MT DOC Rescinds HOME Grant Earmarked for Nemont Manor
December 4, 2019
The Montana Department of Commerce (DOC) has officially rescinded a $492,000 HOME Investment Partnership Program grant awarded to the City of Glasgow and earmarked for the delayed Nemont Manor renovation.
In a letter sent to Glasgow Mayor Becky Erickson the DOC states, “On July 16, 2019, the City requested and Commerce granted an extension to meet start up conditions with an end date of November 11, 2019. However, the developer is not yet prepared to proceed with the project. Therefore, Commerce withdraws its $492,000 HOME commitment to the City of Glasgow for rehabilitation of the Nemont Manor.”
Despite the withdrawal, the DOC did add in the letter that the city could reapply for the grant when the project was ready to proceed. “We encourage the City of Glasgow to reapply for funds to complete this worthy project once the long-term financing is in place.”
According to the Executive Director of Affiliated Developers, who is developing the project, Kirk Bruce, that long-term financing is a Housing and Urban Development 221 (d)(4) long-term loan.
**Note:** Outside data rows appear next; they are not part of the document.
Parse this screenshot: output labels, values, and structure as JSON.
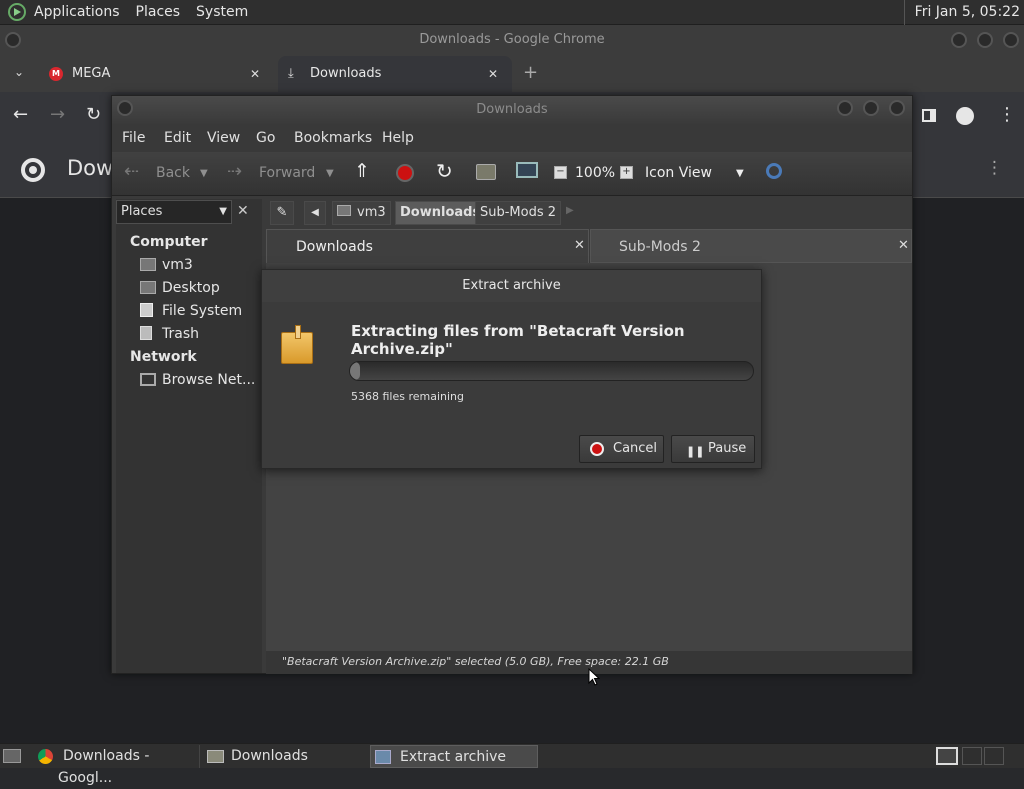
{
  "top_panel": {
    "menus": [
      "Applications",
      "Places",
      "System"
    ],
    "clock": "Fri Jan  5, 05:22"
  },
  "chrome": {
    "title": "Downloads - Google Chrome",
    "tabs": [
      {
        "label": "MEGA"
      },
      {
        "label": "Downloads"
      }
    ],
    "page_heading": "Dow"
  },
  "file_manager": {
    "title": "Downloads",
    "menu": [
      "File",
      "Edit",
      "View",
      "Go",
      "Bookmarks",
      "Help"
    ],
    "toolbar": {
      "back": "Back",
      "forward": "Forward",
      "zoom": "100%",
      "view_mode": "Icon View"
    },
    "sidebar": {
      "dropdown": "Places",
      "sections": [
        {
          "heading": "Computer",
          "items": [
            "vm3",
            "Desktop",
            "File System",
            "Trash"
          ]
        },
        {
          "heading": "Network",
          "items": [
            "Browse Net..."
          ]
        }
      ]
    },
    "path": [
      "vm3",
      "Downloads",
      "Sub-Mods 2"
    ],
    "tabs": [
      "Downloads",
      "Sub-Mods 2"
    ],
    "status": "\"Betacraft Version Archive.zip\" selected (5.0 GB), Free space: 22.1 GB"
  },
  "dialog": {
    "title": "Extract archive",
    "heading": "Extracting files from \"Betacraft Version Archive.zip\"",
    "progress": 0.02,
    "remaining": "5368 files remaining",
    "cancel": "Cancel",
    "pause": "Pause"
  },
  "taskbar": {
    "items": [
      "Downloads - Googl...",
      "Downloads",
      "Extract archive"
    ]
  },
  "colors": {
    "accent_red": "#cc1111",
    "panel": "#2f2f2f",
    "window": "#3a3a3a"
  }
}
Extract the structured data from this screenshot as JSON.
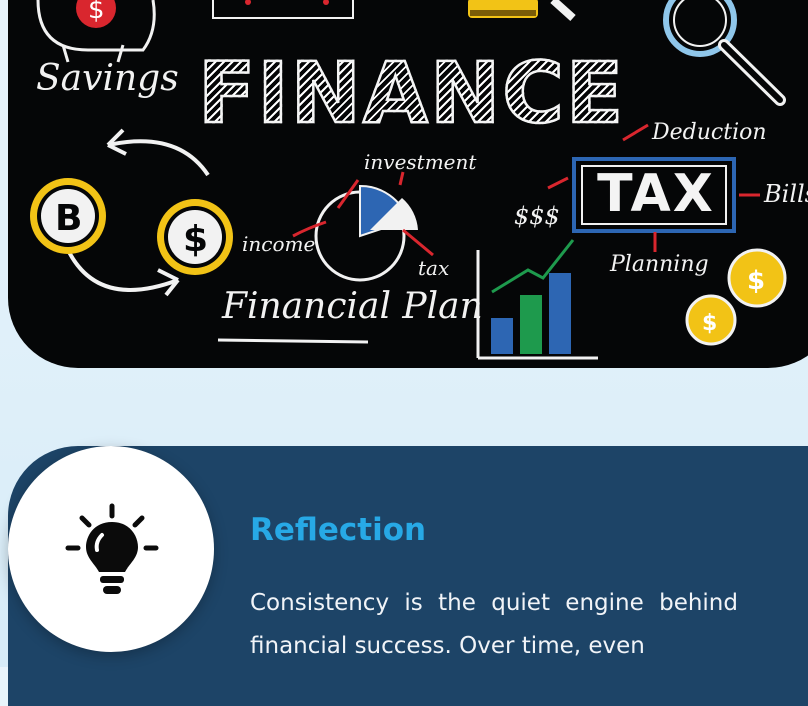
{
  "banner": {
    "title": "FINANCE",
    "labels": {
      "savings": "Savings",
      "investment": "investment",
      "income": "income",
      "tax_small": "tax",
      "financial_plan": "Financial Plan",
      "tax_big": "TAX",
      "deduction": "Deduction",
      "bills": "Bills",
      "dollars": "$$$",
      "planning": "Planning"
    },
    "colors": {
      "board": "#050607",
      "chalk": "#f2f2f2",
      "red": "#d9262e",
      "gold": "#f2c316",
      "blue": "#2d66b3",
      "green": "#1e9a4d"
    }
  },
  "reflection": {
    "icon": "lightbulb-icon",
    "title": "Reflection",
    "text": "Consistency is the quiet engine behind financial success. Over time, even",
    "colors": {
      "card": "#1d4467",
      "title": "#27a9e6",
      "text": "#f1f4f8"
    }
  }
}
The HUD website refers to it as a “non-recourse, ground-up development and substantial rehabilitation multifamily financing” loan.
Bruce referred to it as a HUD “Debt” loan, and said it was the ideal source of financing for a project of this size because it offered a 30 to 35 year term with a low interest rate and an ideal 40 year amortization, meaning the loan could be paid off over the next 40 year period.
“It’s the best way to get that [project] done,” explained Bruce. He added that the program’s construction loan offering would allow them to have a interest-only fixed rate for up to three years while they complete the construction project, ultimately saving the company money and time during the renovation.
The only hold up in receiving that financing right now, is the occupancy rate. As reported by The Courier back in September of this year (“Nemont Manor Struggles to Finance $4.6 million Reno,” Sept. 11, 2019), following the purchase of the manor by Affiliated Developers in 2018, a round of income verification led to a significant loss in occupancy that reduced the rate from 65 percent down to 42 percent. Due to the low occupancy levels, HUD was unable to offer financing until Nemont Manor reached an occupancy rate of 60 to 65 percent.
Bruce said that the building was, last he checked, at an occupancy level of 50 percent. “So we’re about 50 percent of the way home on resubmitting our application,” said Bruce referring to both the HUD financing and the Department of Commerce Home Grant. “My intent is that, hopefully, we’ll have a real nice lease up period in April and fill those remaining 10 to 15 units.”
He said that once Nemont Manor reaches that 65 percent occupancy rate, then the company will move forward with the HUD financing and, once they secure that loan, they will reapply for the DOC HOME grant. “I don’t think it’s going to be a problem,” stated Bruce. “It just takes time.”
Bruce reaffirmed, however, his commitment to the project and again touted the $4.6 million dollars the plan would put into the structure. He said each unit would be getting a $46,000 investment when it was all said and done. When complete, the project will update and modernize the living and common areas, repave the parking lot, add new landscaping and redo the membrane roof.
“If we can get it done,” said Bruce, “it should be pretty nice.”